The most commonly reported AEs included diarrhea (46% with osimertinib vs 19% with placebo), paronychia (25% vs 1%, respectively), dry skin (23% vs 6%), pruritis (19% vs 9%), cough (18% vs 17%), stomatitis (17% vs 4%), nasopharyngitis (15% vs 10%), decreased appetite (13% vs 4%), upper respiratory infection (13% vs 9%), dermatitis acneiform (11% vs 5%), and mouth ulceration (12% vs 2%).
“With osimertinib, we have an oral TKI that can be used in the earliest stages of lung cancer,” Roy S. Herbst, MD, PhD, lead author of ADAURA and chief of medical oncology at Yale Cancer Center and Smilow Cancer Hospital, told OncLive in a recent interview. “I think that really heralds a new age for how we’re treating this disease.”

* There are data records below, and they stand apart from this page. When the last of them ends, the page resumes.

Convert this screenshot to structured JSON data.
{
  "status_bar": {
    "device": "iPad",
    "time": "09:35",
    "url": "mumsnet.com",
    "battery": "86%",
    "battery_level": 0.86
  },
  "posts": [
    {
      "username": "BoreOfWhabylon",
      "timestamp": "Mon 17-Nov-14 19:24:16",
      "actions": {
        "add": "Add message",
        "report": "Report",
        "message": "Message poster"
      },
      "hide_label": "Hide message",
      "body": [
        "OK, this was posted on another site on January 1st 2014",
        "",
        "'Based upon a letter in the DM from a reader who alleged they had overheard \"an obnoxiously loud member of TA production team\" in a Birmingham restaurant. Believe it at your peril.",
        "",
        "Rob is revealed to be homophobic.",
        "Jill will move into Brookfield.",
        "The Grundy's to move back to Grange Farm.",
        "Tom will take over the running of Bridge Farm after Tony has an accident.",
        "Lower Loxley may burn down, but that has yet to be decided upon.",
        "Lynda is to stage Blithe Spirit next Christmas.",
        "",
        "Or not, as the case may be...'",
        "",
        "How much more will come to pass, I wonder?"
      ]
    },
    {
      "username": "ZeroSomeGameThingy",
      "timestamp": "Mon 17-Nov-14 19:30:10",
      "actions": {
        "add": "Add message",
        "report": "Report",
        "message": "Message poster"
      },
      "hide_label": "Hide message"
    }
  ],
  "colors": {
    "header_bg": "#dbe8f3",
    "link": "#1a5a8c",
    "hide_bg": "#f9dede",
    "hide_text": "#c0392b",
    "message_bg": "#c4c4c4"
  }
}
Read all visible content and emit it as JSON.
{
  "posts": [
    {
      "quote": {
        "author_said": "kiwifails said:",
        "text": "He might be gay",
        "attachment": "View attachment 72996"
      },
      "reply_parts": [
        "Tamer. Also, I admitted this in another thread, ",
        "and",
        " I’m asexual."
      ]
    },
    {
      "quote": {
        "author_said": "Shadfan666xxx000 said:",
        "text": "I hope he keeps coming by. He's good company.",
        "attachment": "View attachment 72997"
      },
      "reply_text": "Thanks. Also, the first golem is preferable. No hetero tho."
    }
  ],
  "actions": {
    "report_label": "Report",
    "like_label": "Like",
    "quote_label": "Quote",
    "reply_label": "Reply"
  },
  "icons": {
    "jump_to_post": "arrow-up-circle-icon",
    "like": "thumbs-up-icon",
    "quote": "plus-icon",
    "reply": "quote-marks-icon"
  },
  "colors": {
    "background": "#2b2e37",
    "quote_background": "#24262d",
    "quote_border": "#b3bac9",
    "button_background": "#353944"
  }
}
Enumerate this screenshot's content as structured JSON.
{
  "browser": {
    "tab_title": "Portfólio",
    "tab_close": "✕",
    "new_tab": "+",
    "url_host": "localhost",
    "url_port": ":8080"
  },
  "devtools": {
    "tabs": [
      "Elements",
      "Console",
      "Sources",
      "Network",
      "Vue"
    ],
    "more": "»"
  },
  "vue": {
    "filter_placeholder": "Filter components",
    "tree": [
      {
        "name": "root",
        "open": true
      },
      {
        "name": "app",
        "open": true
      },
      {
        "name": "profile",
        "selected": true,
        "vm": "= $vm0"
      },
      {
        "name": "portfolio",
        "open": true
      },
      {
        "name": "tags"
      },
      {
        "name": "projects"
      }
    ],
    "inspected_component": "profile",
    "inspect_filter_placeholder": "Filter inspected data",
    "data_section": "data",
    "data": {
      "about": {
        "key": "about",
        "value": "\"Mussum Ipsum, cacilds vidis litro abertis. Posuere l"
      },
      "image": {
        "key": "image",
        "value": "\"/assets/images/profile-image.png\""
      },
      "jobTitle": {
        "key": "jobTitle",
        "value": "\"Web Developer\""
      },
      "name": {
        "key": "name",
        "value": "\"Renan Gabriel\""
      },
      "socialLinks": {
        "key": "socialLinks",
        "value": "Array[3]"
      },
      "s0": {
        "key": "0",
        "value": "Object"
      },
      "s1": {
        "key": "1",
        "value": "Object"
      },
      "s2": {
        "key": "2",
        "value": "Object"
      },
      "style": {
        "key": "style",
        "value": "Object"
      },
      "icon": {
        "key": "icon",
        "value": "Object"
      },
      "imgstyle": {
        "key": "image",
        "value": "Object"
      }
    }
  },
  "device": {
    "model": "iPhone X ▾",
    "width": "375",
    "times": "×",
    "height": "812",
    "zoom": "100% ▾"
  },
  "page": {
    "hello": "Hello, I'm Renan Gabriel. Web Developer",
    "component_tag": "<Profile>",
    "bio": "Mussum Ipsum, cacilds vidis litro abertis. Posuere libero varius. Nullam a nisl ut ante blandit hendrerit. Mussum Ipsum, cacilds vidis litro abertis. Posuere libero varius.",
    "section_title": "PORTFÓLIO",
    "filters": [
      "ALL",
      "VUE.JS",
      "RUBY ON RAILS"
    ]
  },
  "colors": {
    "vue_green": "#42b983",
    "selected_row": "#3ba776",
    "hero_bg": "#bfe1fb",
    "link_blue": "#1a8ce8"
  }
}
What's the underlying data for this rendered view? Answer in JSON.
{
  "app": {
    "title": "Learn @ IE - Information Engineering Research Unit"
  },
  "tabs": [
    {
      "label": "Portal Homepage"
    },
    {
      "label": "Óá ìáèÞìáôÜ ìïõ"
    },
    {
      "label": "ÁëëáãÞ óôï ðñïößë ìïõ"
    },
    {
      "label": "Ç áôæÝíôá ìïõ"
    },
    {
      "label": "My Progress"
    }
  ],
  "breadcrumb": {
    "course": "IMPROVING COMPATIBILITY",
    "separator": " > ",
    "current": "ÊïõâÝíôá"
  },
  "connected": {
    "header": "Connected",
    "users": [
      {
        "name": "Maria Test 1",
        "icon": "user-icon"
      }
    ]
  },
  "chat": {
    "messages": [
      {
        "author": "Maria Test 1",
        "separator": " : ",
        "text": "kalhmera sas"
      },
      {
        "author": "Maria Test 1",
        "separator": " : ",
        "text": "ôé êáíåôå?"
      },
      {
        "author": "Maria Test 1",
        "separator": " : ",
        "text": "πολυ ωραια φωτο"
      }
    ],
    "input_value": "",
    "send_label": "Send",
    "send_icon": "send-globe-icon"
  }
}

In July 2020, the FDA granted a breakthrough therapy designation to osimertinib for the adjuvant treatment of patients with stage IB, II, and IIIA EGFR-mutated NSCLC after complete resection with curative intent. Osimertinib received regulatory approval for frontline use in patients with locally advanced or metastatic EGFR-mutated NSCLC; it is also indicated for the treatment of patients with locally advanced or metastatic EGFR T790M mutation–positive NSCLC in the United States, Japan, China, and the European Union, among others.
1. Tagrisso granted priority review in the US for the adjuvant treatment of patients with early-stage EGFR-mutated lung cancer. News release. AstraZeneca. October 20, 2020. Accessed October 20, 2020. https://bit.ly/35ggsDR.
2. Herbst RS, Tsuboi M, John T, et al. Osimertinib as adjuvant therapy in patients (pts) with stage IB-IIIA EGFR mutation positive (EGFRm) NSCLC after complete tumor resection: ADAURA. J Clin Oncol. 2020;38(suppl 15):LBA5. doi:10.1200/JCO.2020.38.18_suppl.LBA5